With "Files" as the search word, show every line of the material that has it.

## MATERIAL PROVIDED
_____
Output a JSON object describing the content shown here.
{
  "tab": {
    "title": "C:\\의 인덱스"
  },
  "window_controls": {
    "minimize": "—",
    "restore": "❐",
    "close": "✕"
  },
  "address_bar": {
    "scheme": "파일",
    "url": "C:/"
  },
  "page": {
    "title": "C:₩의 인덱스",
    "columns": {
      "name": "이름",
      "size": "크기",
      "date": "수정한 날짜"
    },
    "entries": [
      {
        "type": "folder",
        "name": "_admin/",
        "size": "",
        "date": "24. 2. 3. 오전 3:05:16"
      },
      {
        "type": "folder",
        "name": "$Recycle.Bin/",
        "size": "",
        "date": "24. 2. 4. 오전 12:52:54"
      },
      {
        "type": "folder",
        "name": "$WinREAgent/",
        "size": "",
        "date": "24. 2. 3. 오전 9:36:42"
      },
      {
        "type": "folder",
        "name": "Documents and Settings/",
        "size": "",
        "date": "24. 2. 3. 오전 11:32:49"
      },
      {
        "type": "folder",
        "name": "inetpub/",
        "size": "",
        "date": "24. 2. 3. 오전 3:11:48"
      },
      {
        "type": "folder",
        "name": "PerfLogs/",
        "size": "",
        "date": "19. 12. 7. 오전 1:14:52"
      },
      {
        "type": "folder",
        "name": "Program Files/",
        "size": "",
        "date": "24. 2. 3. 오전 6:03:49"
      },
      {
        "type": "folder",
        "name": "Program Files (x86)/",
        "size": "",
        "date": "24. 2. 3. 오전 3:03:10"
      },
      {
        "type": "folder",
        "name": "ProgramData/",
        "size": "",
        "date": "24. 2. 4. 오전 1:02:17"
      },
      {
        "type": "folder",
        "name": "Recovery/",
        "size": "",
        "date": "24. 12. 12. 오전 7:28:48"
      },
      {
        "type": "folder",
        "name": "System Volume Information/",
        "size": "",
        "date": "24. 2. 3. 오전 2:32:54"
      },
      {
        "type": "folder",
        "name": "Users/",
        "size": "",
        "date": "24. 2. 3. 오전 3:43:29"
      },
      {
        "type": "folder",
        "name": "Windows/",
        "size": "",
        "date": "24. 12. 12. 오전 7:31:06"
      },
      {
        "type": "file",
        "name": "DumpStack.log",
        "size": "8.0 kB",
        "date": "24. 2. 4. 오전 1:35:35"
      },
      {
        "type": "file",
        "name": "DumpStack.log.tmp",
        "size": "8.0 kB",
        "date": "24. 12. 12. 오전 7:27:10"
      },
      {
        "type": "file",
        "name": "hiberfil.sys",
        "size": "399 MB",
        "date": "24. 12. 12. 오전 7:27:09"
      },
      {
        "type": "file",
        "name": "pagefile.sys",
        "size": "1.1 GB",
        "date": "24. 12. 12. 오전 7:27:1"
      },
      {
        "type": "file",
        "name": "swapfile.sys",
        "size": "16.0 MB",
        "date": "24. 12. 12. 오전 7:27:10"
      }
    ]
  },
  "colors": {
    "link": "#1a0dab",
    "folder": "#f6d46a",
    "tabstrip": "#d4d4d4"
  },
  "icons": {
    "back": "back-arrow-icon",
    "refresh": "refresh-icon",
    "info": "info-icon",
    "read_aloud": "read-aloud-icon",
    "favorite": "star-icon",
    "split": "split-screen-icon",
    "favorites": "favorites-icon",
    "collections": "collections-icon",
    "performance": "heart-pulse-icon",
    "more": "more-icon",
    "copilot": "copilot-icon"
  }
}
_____
## RESPONSE TO THIS TASK
        "name": "Program Files/",
        "name": "Program Files (x86)/",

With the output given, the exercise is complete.